Former MLB outfielder and manager Dusty Baker has a new book coming out, but it’s not about what you’d think.
In Kiss the Sky, which comes out next month, Baker writes about his experience at the legendary 1967 Monterey Pop Festival. (The New Yorker reviewed the book and spoke with Baker about music, baseball and more.) His mom gave him the tickets, $20 spending money and allowed him to take the car to the festival for his 18th birthday, shortly after he was drafted by the Braves.
The festival was Woodstock before Woodstock. Janis Joplin was there. The Who, Jefferson Airplane, Otis Redding, Simon and Garfunkel. Most famously, it was where Jimi Hendrix set his guitar on fire.
It was 1967, at a rock festival, so of course there was plenty of marijuana in the air. But Baker, with a bright athletic future, promised to stick to a “no grass” rule.
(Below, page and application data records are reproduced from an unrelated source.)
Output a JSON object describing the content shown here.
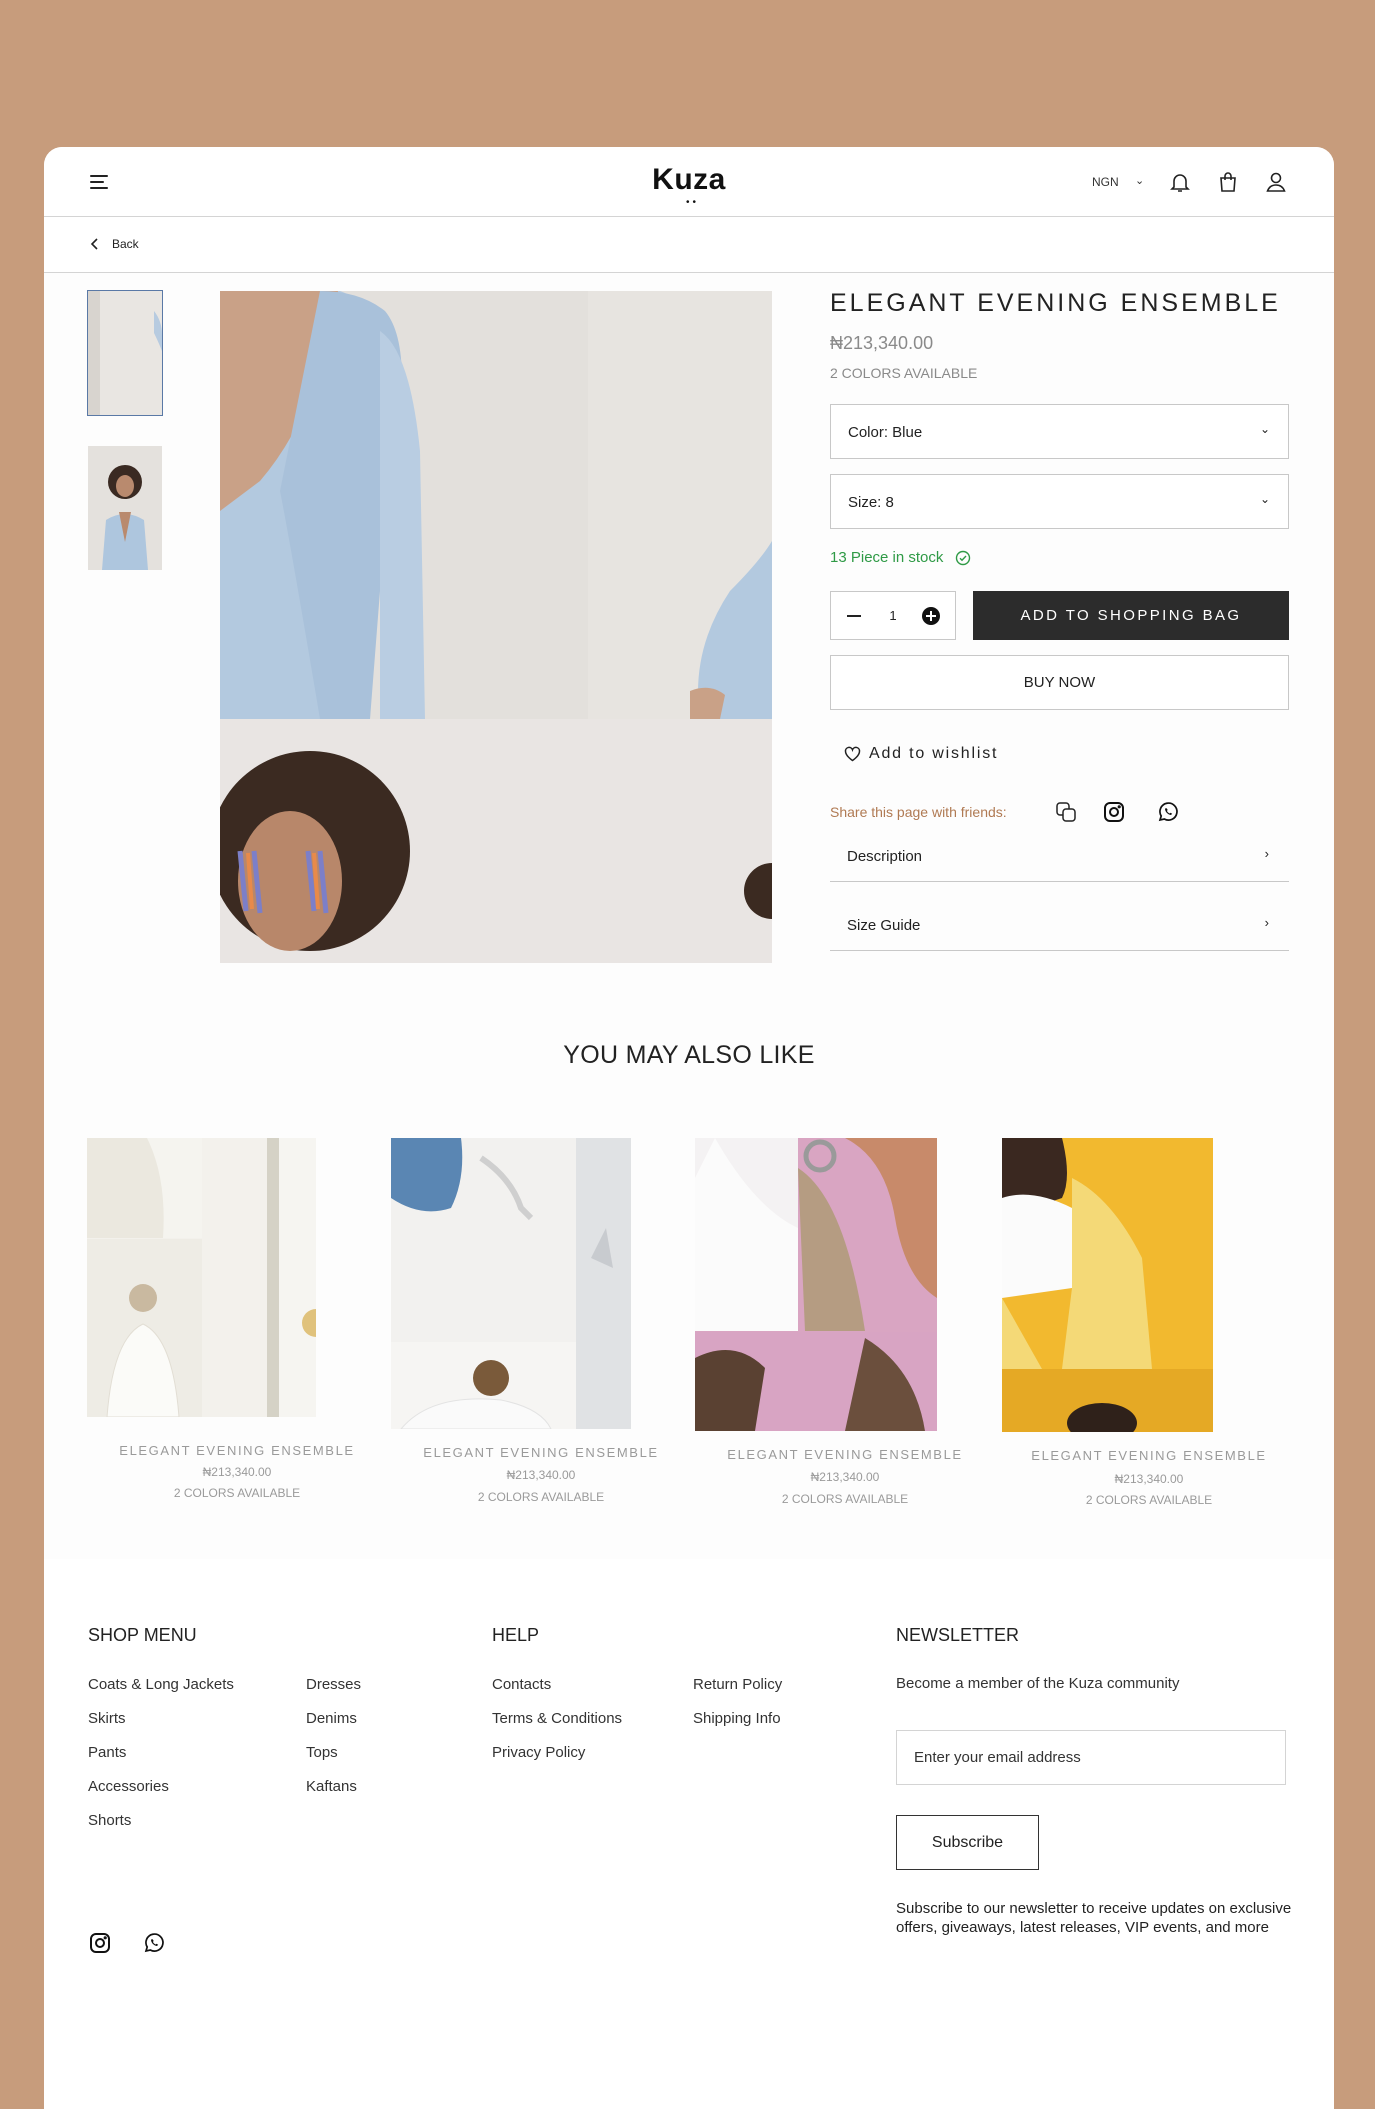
{
  "header": {
    "logo": "Kuza",
    "currency": "NGN",
    "icons": [
      "menu-icon",
      "bell-icon",
      "shopping-bag-icon",
      "user-icon"
    ]
  },
  "nav": {
    "back_label": "Back"
  },
  "product": {
    "title": "ELEGANT EVENING ENSEMBLE",
    "price": "₦213,340.00",
    "colors_available": "2 COLORS AVAILABLE",
    "color_select": "Color: Blue",
    "size_select": "Size: 8",
    "stock_text": "13 Piece in stock",
    "quantity": "1",
    "add_to_bag": "ADD TO SHOPPING BAG",
    "buy_now": "BUY NOW",
    "wishlist": "Add to wishlist",
    "share_text": "Share this page with friends:",
    "accordions": [
      "Description",
      "Size Guide"
    ]
  },
  "recommendations": {
    "heading": "YOU MAY ALSO LIKE",
    "items": [
      {
        "name": "ELEGANT EVENING ENSEMBLE",
        "price": "₦213,340.00",
        "colors": "2 COLORS AVAILABLE"
      },
      {
        "name": "ELEGANT EVENING ENSEMBLE",
        "price": "₦213,340.00",
        "colors": "2 COLORS AVAILABLE"
      },
      {
        "name": "ELEGANT EVENING ENSEMBLE",
        "price": "₦213,340.00",
        "colors": "2 COLORS AVAILABLE"
      },
      {
        "name": "ELEGANT EVENING ENSEMBLE",
        "price": "₦213,340.00",
        "colors": "2 COLORS AVAILABLE"
      }
    ]
  },
  "footer": {
    "shop_menu": {
      "heading": "SHOP MENU",
      "col1": [
        "Coats & Long Jackets",
        "Skirts",
        "Pants",
        "Accessories",
        "Shorts"
      ],
      "col2": [
        "Dresses",
        "Denims",
        "Tops",
        "Kaftans"
      ]
    },
    "help": {
      "heading": "HELP",
      "col1": [
        "Contacts",
        "Terms & Conditions",
        "Privacy Policy"
      ],
      "col2": [
        "Return Policy",
        "Shipping Info"
      ]
    },
    "newsletter": {
      "heading": "NEWSLETTER",
      "tagline": "Become a member of the Kuza community",
      "email_placeholder": "Enter your email address",
      "subscribe_label": "Subscribe",
      "note": "Subscribe to our newsletter to receive updates on exclusive offers, giveaways, latest releases, VIP events, and more"
    }
  },
  "colors": {
    "background": "#c79c7c",
    "accent_dark": "#2c2c2c",
    "stock_green": "#2f9a46",
    "share_brown": "#b07a53"
  }
}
He did, he says, until he ran into Hendrix a year later in San Francisco.
From The New Yorker:
After his first stint in the bigs, Baker writes, he ran into Jimi Hendrix on the streets of San Francisco one night and, having abandoned the “no grass” rule, smoked a joint with him. (He’s mum about the words they exchanged, if he remembers them.) All of this by nineteen.
It’s probably too late for MLB to suspend him, right?
- Dan Gartland